Bookkeeping FAQsCash vs. Accrual
Businesses are required to use an accounting method to report income and expenses. The two most commonly used methods are cash and accrual. You select the method when you file your first tax return and it must be used for all subsequent returns unless you get IRS approval to change.
Cash Method - A popular choice for small business because of it's simplicity, To determine gross income, add up the cash, checks and fair market value of property and services you receive during the year. Expenses are usually deducted in the year they are paid.
Accrual Method - This is the method required by GAAP (generally accepted accounting principals). GAAP prohibits recording an incoming payment as revenue unless you have earned it. But if you have earned the revenue, you must recognize it (record the revenue on your books) even if you have not received any payment.
Choosing a Tax Year - Calendar vs. Fiscal
Each business must figure taxable income on the basis of an annual accounting period for keeping records and reporting income and expenses.
Calendar Year - runs from January 1 through December 31 and generally may be adopted by anyone. In some instances, a calendar year is required.
Fiscal year - runs for 12 consecutive months ending on the last day of any month except December.
What are the different types of Business Structures?
Sole proprietor - an individual who owns an unincorporated business by themself.
Partnership - a relationship where two or more persons join together to carry on a trade or business. Each person contributes money, property,labor or skill, and expects to share in the profits and losses of the business.
Corporation - a relationship where prospective shareholders exchange money, property or both, for the corporation's capital stock. Profits are taxed to the corporation when earned and then taxed to the share holders when distributed as dividends.
S Corporation - a corporation, meeting certain criteria, that elects to be treated as an S Corporation. Generally an S Corporation is exempt from income tax; the shareholders report the S Corporation's income, deductions, loss and credits on their individual tax returns.
LLC - an entity - statutorily authorized in certain states - that is characterized by limited liability for debts similar to that of a corporation, managed by members or managers and pass-through taxation similar to that of a partnership, or in the case of a sole member – aka sole proprietor.
Do I need an Employer Identification Number (EIN)?
You will need an EIN if you answer "yes" to any of the following questions:
1. Do you have employees?
2. Do you operate your business as a corporation or partnership?
3. Do you file any of these tax returns: employment, excise or alcohol, tobacco and firearms?
4. Do you withhold taxes on income, other than wages, paid to a non-resident alien?
5. Are you involved in any of the following types of organizations? -Trusts, Estates, Real estate mortgage investment conduits, Non-profit organizations, Farmers' cooperatives, employee plans.
I'm hiring an employee, what forms need to be filled out?
Form I-9: Employment Eligibility Verification must be completed for each newly hired employee to demonstrate the employer's compliance with the law and the employee's work authorization.
Form W-4: Employee's Withholding Allowance Certificate.
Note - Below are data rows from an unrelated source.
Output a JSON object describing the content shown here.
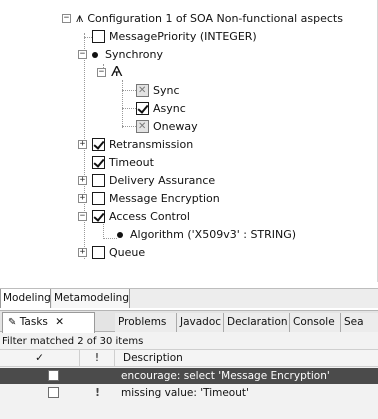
{
  "tree": {
    "root_label": "Configuration 1 of SOA Non-functional aspects",
    "items": [
      {
        "label": "MessagePriority (INTEGER)"
      },
      {
        "label": "Synchrony"
      },
      {
        "label": "Sync"
      },
      {
        "label": "Async"
      },
      {
        "label": "Oneway"
      },
      {
        "label": "Retransmission"
      },
      {
        "label": "Timeout"
      },
      {
        "label": "Delivery Assurance"
      },
      {
        "label": "Message Encryption"
      },
      {
        "label": "Access Control"
      },
      {
        "label": "Algorithm ('X509v3' : STRING)"
      },
      {
        "label": "Queue"
      }
    ]
  },
  "editor_tabs": {
    "modeling": "Modeling",
    "metamodeling": "Metamodeling"
  },
  "view_tabs": {
    "tasks": "Tasks",
    "close_glyph": "✕",
    "problems": "Problems",
    "javadoc": "Javadoc",
    "declaration": "Declaration",
    "console": "Console",
    "search_truncated": "Sea"
  },
  "tasks": {
    "filter_text": "Filter matched 2 of 30 items",
    "columns": {
      "done": "✓",
      "priority": "!",
      "description": "Description"
    },
    "rows": [
      {
        "priority": "",
        "description": "encourage: select 'Message Encryption'"
      },
      {
        "priority": "!",
        "description": "missing value: 'Timeout'"
      }
    ]
  }
}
Ask each new employee to complete and return W-4 showing filing status and withholding allowances. Verify the Social Security number with the employee's Social Security Card.
What else do I need to do when hiring a new employee?
Different State laws require that your report newly hired employees within a certain number of days of the date of hire.
Independent Contractor or Employee?
Employers need to correctly determine whether individuals providing services are employees or independent contractors. Generally, you must withhold and pay income taxes, Social Security and Medicare taxes, and pay unemployment tax on employee wages. You do not generally have to withhold or pay any taxes on payments to independent contractors.
Whether a worker is an employee or independent contractor depends upon how much control you have as a business owner.
Three characteristics are used by the IRS to determine the relationship between businesses and workers:
1. Behavioral Control - covers facts that show whether the business has a right to direct or control how the work is done through instructions, training or other means.
2. Financial Control - covers facts that show whether the business has a right to direct or control the financial and business aspects of the worker's job.
3. The Type of Relationship - factor relates to how the workers and the business owner perceive their relationship.
If you have the right to control or direct not only what is to be done,but also how it is to be done, then your workers are most likely employees.
If you can direct or control only the result of the work done -- and not the means and methods of accomplishing the result -- then your workers are probably independent contractors.
Employers who mis-classify workers as independent contractors can end up with substantial tax bills. Additionally, they can face penalties for failing to pay employment taxes and for failing to file required tax forms.
If you have an independent contractor, you may be required to issueForm 1099-MISC for any payments totaling $600 or more in a calendar year. Form W-9, Request for Taxpayer Identification Number and Certification, may be used to obtain the payee's taxpayer identification number and to certify that no backup withholding is required.
A company needs good records to prepare accurate financial statements. These include income statements and balance sheets. These statements can help you in dealing with your bank or creditors and help manage your business and bottom line.
Income Statement (Profit and loss) - Shows the income and expense of the business for a given period of time.
Balance Sheet - Shows the assets, liabilities and equity in the business on a given date.